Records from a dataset
--- START ---

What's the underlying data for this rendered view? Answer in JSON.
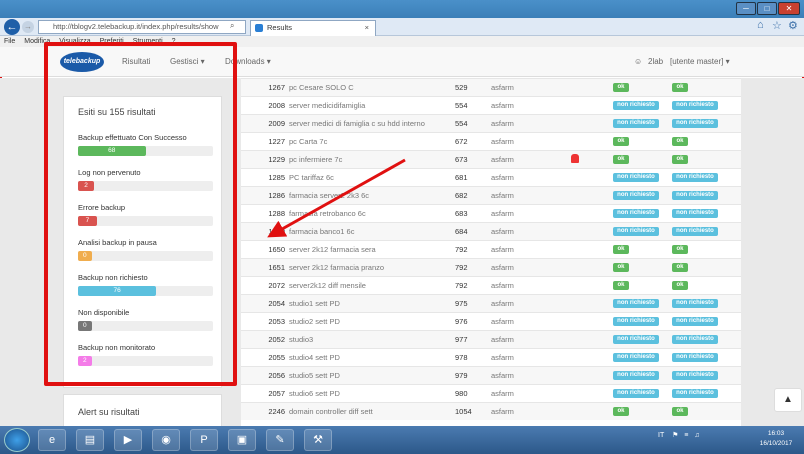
{
  "browser": {
    "address": "http://tblogv2.telebackup.it/index.php/results/show",
    "search_icon": "search-icon",
    "tab_title": "Results",
    "tab_close": "×",
    "title_buttons": [
      "─",
      "□",
      "✕"
    ],
    "toolbar_icons": [
      "home-icon",
      "star-icon",
      "gear-icon"
    ]
  },
  "menubar": [
    "File",
    "Modifica",
    "Visualizza",
    "Preferiti",
    "Strumenti",
    "?"
  ],
  "nav": {
    "logo": "telebackup",
    "results": "Risultati",
    "manage": "Gestisci ▾",
    "downloads": "Downloads ▾",
    "user": "2lab",
    "role": "[utente master] ▾"
  },
  "summary": {
    "title": "Esiti su 155 risultati",
    "stats": [
      {
        "label": "Backup effettuato Con Successo",
        "value": "68",
        "pct": 0.5,
        "color": "#5cb85c"
      },
      {
        "label": "Log non pervenuto",
        "value": "2",
        "pct": 0.12,
        "color": "#d9534f"
      },
      {
        "label": "Errore backup",
        "value": "7",
        "pct": 0.14,
        "color": "#d9534f"
      },
      {
        "label": "Analisi backup in pausa",
        "value": "0",
        "pct": 0.1,
        "color": "#f0ad4e"
      },
      {
        "label": "Backup non richiesto",
        "value": "76",
        "pct": 0.58,
        "color": "#5bc0de"
      },
      {
        "label": "Non disponibile",
        "value": "0",
        "pct": 0.1,
        "color": "#777777"
      },
      {
        "label": "Backup non monitorato",
        "value": "2",
        "pct": 0.1,
        "color": "#f47ce8"
      }
    ],
    "alert_title": "Alert su risultati"
  },
  "rows": [
    {
      "id": "1267",
      "name": "pc Cesare SOLO C",
      "num": "529",
      "user": "asfarm",
      "b1": "ok",
      "b2": "ok",
      "alarm": false
    },
    {
      "id": "2008",
      "name": "server medicidifamiglia",
      "num": "554",
      "user": "asfarm",
      "b1": "non richiesto",
      "b2": "non richiesto",
      "alarm": false
    },
    {
      "id": "2009",
      "name": "server medici di famiglia c su hdd interno",
      "num": "554",
      "user": "asfarm",
      "b1": "non richiesto",
      "b2": "non richiesto",
      "alarm": false
    },
    {
      "id": "1227",
      "name": "pc Carta 7c",
      "num": "672",
      "user": "asfarm",
      "b1": "ok",
      "b2": "ok",
      "alarm": false
    },
    {
      "id": "1229",
      "name": "pc infermiere 7c",
      "num": "673",
      "user": "asfarm",
      "b1": "ok",
      "b2": "ok",
      "alarm": true
    },
    {
      "id": "1285",
      "name": "PC tariffaz 6c",
      "num": "681",
      "user": "asfarm",
      "b1": "non richiesto",
      "b2": "non richiesto",
      "alarm": false
    },
    {
      "id": "1286",
      "name": "farmacia server2 2k3 6c",
      "num": "682",
      "user": "asfarm",
      "b1": "non richiesto",
      "b2": "non richiesto",
      "alarm": false
    },
    {
      "id": "1288",
      "name": "farmacia retrobanco 6c",
      "num": "683",
      "user": "asfarm",
      "b1": "non richiesto",
      "b2": "non richiesto",
      "alarm": false
    },
    {
      "id": "1289",
      "name": "farmacia banco1 6c",
      "num": "684",
      "user": "asfarm",
      "b1": "non richiesto",
      "b2": "non richiesto",
      "alarm": false
    },
    {
      "id": "1650",
      "name": "server 2k12 farmacia sera",
      "num": "792",
      "user": "asfarm",
      "b1": "ok",
      "b2": "ok",
      "alarm": false
    },
    {
      "id": "1651",
      "name": "server 2k12 farmacia pranzo",
      "num": "792",
      "user": "asfarm",
      "b1": "ok",
      "b2": "ok",
      "alarm": false
    },
    {
      "id": "2072",
      "name": "server2k12 diff mensile",
      "num": "792",
      "user": "asfarm",
      "b1": "ok",
      "b2": "ok",
      "alarm": false
    },
    {
      "id": "2054",
      "name": "studio1 sett PD",
      "num": "975",
      "user": "asfarm",
      "b1": "non richiesto",
      "b2": "non richiesto",
      "alarm": false
    },
    {
      "id": "2053",
      "name": "studio2 sett PD",
      "num": "976",
      "user": "asfarm",
      "b1": "non richiesto",
      "b2": "non richiesto",
      "alarm": false
    },
    {
      "id": "2052",
      "name": "studio3",
      "num": "977",
      "user": "asfarm",
      "b1": "non richiesto",
      "b2": "non richiesto",
      "alarm": false
    },
    {
      "id": "2055",
      "name": "studio4 sett PD",
      "num": "978",
      "user": "asfarm",
      "b1": "non richiesto",
      "b2": "non richiesto",
      "alarm": false
    },
    {
      "id": "2056",
      "name": "studio5 sett PD",
      "num": "979",
      "user": "asfarm",
      "b1": "non richiesto",
      "b2": "non richiesto",
      "alarm": false
    },
    {
      "id": "2057",
      "name": "studio6 sett PD",
      "num": "980",
      "user": "asfarm",
      "b1": "non richiesto",
      "b2": "non richiesto",
      "alarm": false
    },
    {
      "id": "2246",
      "name": "domain controller diff sett",
      "num": "1054",
      "user": "asfarm",
      "b1": "ok",
      "b2": "ok",
      "alarm": false
    }
  ],
  "badge_colors": {
    "ok": "#5cb85c",
    "non richiesto": "#5bc0de"
  },
  "scroll_top": "▲",
  "taskbar": {
    "icons": [
      "windows-start-icon",
      "ie-icon",
      "folder-icon",
      "media-player-icon",
      "chrome-icon",
      "powerpoint-icon",
      "app-icon",
      "paint-icon",
      "tools-icon"
    ],
    "lang": "IT",
    "time": "16:03",
    "date": "16/10/2017"
  }
}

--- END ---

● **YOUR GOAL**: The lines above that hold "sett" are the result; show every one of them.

● **OUTPUT FOR THIS EXERCISE**:
      "name": "studio1 sett PD",
      "name": "studio2 sett PD",
      "name": "studio4 sett PD",
      "name": "studio5 sett PD",
      "name": "studio6 sett PD",
      "name": "domain controller diff sett",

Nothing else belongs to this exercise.